| 12:29 am on Feb 8, 2003 (gmt 0)|
Nice find! Last year I spent 7 hours on a plane talking with a *relatively* senior manager at IBM. He pointed out that IBM has a long-term strategy of partnering, nurturing (and buying) strong companies -- especially companies that have a shot at being an alternative to Microsoft in almost any area of computer technology at all.
He told me that IBM is big (yeah, we got that part!) and so they move a bit slowly. But they do have a long term game plan that they feel will force Microsoft to share their toys and play nice. Cozying up to a sharpie like Opera would make a lot of sense.
| 11:41 pm on Feb 8, 2003 (gmt 0)|
|Does Opera have an IPO planned? |
Yes they do..
|Opera has clearly stated that it will seek a public listing, and that such a listing most likely will take place in late 2003 or 2004. |
| 12:04 am on Feb 9, 2003 (gmt 0)|
Nice find! Well I can forsee I will be buying stock in Opera and Google within the upcoming year if all things go well...
Makes me think of this funny page [userpage.chemie.fu-berlin.de...]
| 6:35 pm on Feb 9, 2003 (gmt 0)|
If IBM cozied up with Opera, they'd bury it. Look at Lotus.

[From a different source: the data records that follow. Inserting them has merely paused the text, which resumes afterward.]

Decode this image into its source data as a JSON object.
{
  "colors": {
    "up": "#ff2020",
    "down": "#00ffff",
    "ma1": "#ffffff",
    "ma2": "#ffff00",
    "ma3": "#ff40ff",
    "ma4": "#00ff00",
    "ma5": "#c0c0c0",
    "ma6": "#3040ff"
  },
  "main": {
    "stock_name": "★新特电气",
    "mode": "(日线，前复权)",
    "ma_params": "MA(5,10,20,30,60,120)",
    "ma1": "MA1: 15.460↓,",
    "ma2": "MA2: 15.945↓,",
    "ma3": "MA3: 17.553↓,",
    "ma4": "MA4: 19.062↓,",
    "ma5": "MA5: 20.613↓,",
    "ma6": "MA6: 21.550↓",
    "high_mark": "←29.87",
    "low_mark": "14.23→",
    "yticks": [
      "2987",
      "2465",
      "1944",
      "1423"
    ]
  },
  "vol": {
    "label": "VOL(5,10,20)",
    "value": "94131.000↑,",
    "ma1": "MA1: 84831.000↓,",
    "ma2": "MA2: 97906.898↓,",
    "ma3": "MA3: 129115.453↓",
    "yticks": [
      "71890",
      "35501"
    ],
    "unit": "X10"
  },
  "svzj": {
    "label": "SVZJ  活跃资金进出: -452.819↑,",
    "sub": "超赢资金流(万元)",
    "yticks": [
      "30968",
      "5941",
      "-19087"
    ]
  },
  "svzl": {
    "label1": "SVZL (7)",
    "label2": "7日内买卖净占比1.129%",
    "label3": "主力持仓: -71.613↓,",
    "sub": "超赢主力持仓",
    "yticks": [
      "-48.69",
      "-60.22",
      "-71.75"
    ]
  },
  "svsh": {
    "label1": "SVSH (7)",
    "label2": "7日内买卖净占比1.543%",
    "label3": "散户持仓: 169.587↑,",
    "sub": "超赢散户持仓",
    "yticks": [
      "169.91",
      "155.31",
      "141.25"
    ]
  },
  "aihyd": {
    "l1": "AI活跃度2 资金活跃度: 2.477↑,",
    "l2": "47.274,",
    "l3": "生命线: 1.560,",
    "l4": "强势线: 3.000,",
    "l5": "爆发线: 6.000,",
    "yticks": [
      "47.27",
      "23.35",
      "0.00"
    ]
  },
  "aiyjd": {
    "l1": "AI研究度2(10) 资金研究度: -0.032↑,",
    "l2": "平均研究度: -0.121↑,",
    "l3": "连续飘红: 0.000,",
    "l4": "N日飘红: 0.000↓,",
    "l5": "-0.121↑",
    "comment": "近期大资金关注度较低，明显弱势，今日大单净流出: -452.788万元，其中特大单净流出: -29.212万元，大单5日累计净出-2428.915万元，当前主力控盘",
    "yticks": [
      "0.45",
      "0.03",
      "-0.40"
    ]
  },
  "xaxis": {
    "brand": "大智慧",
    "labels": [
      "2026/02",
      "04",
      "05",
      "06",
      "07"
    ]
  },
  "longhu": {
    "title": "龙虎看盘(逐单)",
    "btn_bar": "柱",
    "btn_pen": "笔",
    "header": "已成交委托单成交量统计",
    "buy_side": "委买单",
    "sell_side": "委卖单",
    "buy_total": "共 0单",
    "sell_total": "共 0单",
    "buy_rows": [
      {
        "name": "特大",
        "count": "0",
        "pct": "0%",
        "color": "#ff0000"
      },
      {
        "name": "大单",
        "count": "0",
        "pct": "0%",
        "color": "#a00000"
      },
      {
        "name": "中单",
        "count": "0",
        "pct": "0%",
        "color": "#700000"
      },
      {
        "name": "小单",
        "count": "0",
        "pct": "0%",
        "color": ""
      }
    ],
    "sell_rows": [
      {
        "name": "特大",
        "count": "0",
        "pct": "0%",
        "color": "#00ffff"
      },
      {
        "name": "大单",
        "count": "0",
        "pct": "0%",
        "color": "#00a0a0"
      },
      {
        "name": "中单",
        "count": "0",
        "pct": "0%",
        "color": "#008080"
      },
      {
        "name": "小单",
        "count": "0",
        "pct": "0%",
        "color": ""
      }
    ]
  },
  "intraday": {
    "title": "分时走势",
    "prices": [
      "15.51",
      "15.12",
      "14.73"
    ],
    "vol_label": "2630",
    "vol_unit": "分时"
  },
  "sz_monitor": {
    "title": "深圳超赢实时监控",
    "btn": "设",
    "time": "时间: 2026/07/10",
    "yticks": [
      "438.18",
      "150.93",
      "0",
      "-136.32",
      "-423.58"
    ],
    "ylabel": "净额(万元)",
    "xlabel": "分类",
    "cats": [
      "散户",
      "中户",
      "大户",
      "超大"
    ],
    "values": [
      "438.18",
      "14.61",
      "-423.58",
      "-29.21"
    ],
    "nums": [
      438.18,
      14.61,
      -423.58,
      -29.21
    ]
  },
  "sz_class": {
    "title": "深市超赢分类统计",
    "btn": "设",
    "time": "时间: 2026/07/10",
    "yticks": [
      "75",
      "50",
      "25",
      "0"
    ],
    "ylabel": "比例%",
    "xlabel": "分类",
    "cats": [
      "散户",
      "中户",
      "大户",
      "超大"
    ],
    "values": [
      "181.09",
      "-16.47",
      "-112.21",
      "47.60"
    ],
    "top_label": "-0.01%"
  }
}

IBM makes some great stuff, but that company can't market themselves out of a wet paper bag. Opera would disappear.
| 7:56 pm on Feb 9, 2003 (gmt 0)|
I agree with you.
I used to work at IBM and that is what they to better.
They destroy companies like nobody else does.
IBM is a big elefant. It doesn't have the ability nor the competence to fight Microsoft, Oracle, Cisco, or any other major player. They are always loosing their time to market.
I feel bad for Opera future with IBM.
| 8:00 pm on Feb 9, 2003 (gmt 0)|
Just to add, IBM should be less planning and more execution.
| 9:53 pm on Feb 9, 2003 (gmt 0)|
>can't market themselves out of a wet paper bag.
Neither can Opera. There is no reason they shouldn't have 10% of the browser market by now. I don't even think they have a marketing department.